“Numerical modelling shows that when the sea level falls by 40 m below the present-day level, the induced tensile stresses in the roof of the magma chamber of Santorini trigger dyke injections. As the sea level continues to fall to −70 or −80 m, the induced tensile stress spreads throughout the roof so that some dykes reach the surface to feed eruptions. Similarly, the volcanic activity gradually disappears after the sea level rises above −40 m,” the researchers write.
Sea-level changes also seem to be associated with other aspects of volcanic activity, such as flank (in)stability, magma migration, and the eruptability of magma. All these factors have a detrimental impact on our lives.
Volcano slope instability is defined as “the condition within a volcanic edifice that destabilizes to a degree sufficient enough to increase the likelihood of structural failure of all or portions of the edifice.”
Slope instability might cause more rockfalls, flows, and avalanches. In areas with a high concentration of human activity, slope instability can impact land use and the probability of tsunamis.
Heavy Rainfall and Volcanic Activity
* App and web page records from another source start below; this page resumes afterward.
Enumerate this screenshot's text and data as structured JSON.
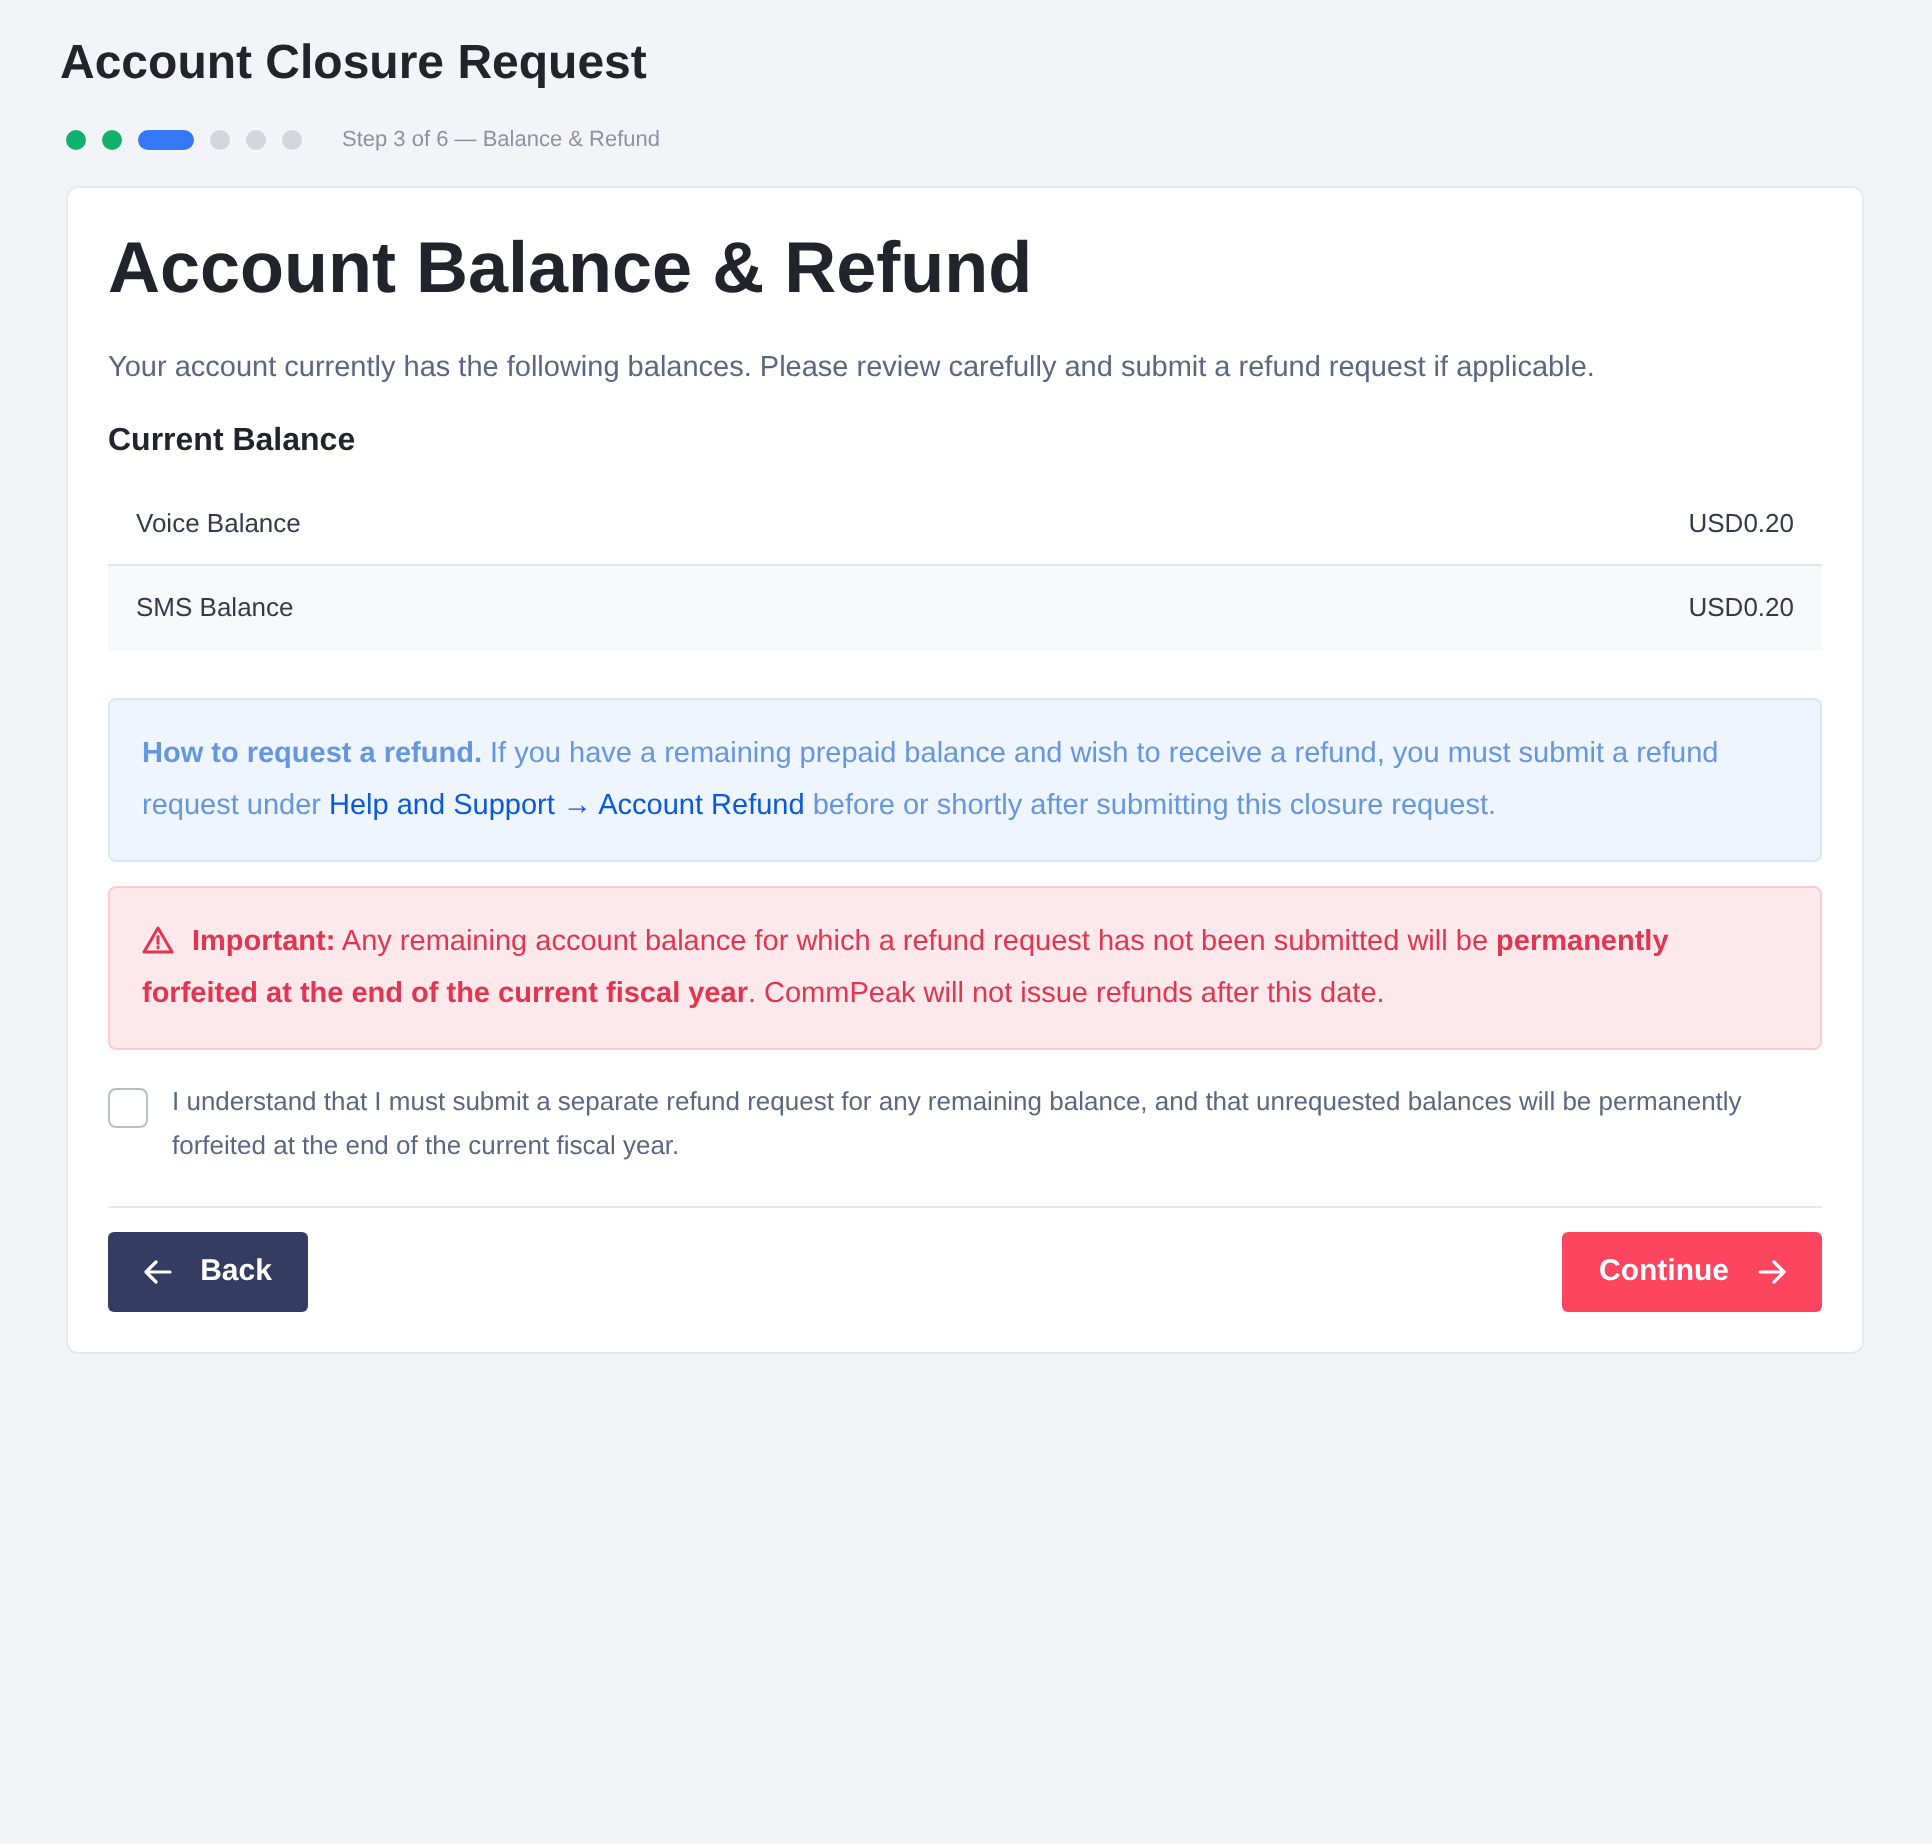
{
  "page": {
    "title": "Account Closure Request"
  },
  "progress": {
    "steps": [
      {
        "completed": true,
        "selected": false
      },
      {
        "completed": true,
        "selected": false
      },
      {
        "completed": false,
        "selected": true
      },
      {
        "completed": false,
        "selected": false
      },
      {
        "completed": false,
        "selected": false
      },
      {
        "completed": false,
        "selected": false
      }
    ],
    "label": "Step 3 of 6 — Balance & Refund"
  },
  "card": {
    "heading": "Account Balance & Refund",
    "intro": "Your account currently has the following balances. Please review carefully and submit a refund request if applicable.",
    "balance": {
      "title": "Current Balance",
      "rows": [
        {
          "label": "Voice Balance",
          "value": "USD0.20"
        },
        {
          "label": "SMS Balance",
          "value": "USD0.20"
        }
      ]
    },
    "info_notice": {
      "text_before": "**How to request a refund.** If you have a remaining prepaid balance and wish to receive a refund, you must submit a refund request under ",
      "link": "Help and Support → Account Refund",
      "text_after": " before or shortly after submitting this closure request."
    },
    "warning_notice": {
      "text": "**Important:** Any remaining account balance for which a refund request has not been submitted will be **permanently forfeited at the end of the current fiscal year**. CommPeak will not issue refunds after this date."
    },
    "acknowledgement": {
      "label": "I understand that I must submit a separate refund request for any remaining balance, and that unrequested balances will be permanently forfeited at the end of the current fiscal year.",
      "checked": false
    },
    "buttons": [
      {
        "label": "Back",
        "kind": "back"
      },
      {
        "label": "Continue",
        "kind": "continue"
      }
    ]
  }
}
On Dec. 6, 2021, the eruption of one of Indonesia’s most active volcanoes, Mount Semeru, killed at least 39 people. The eruption was associated with ashfall, pyroclastic flows, and volcanic mudflows. This debris destroys everything in its path, covering it with mud and concrete.
In the period just before the eruption, the area had witnessed heavy rainfall. This led scientists to investigate the correlation between rainfall and volcanic activity for that specific event. They concluded that the heavy rain damaged the dome of lava in the volcanos’ summit crater, leading to its collapse. The pressure on the magma below reduced, triggering the eruption.
This was not the first time that rainfall was associated with volcanic activity. In fact, scientists believe that extreme rainfall — which is made more frequent and more severe by climate change — increases both the likelihood of eruptions and flank collapse, as well as plane weakening and hydrothermal alteration.
In conclusion, these studies provide us with evidence of a correlation between particular volcanic activities in the past (some of which happened before human activities started affecting the climate) and heavy rainfall, ice-melting, and rising sea levels — three phenomena that human activities have been making worse since the industrial revolution.
However, while the topic is still being studied, at the time of writing there seems to be no evidence that volcanic activity has been increasing (alongside global temperatures) since the 19th century.
Editor’s Note: The opinions expressed here by the authors are their own, not those of Impakter.com — In the Featured Photo: Sarychev volcano’s eruption, 2009. Featured Photo Credit: NASA.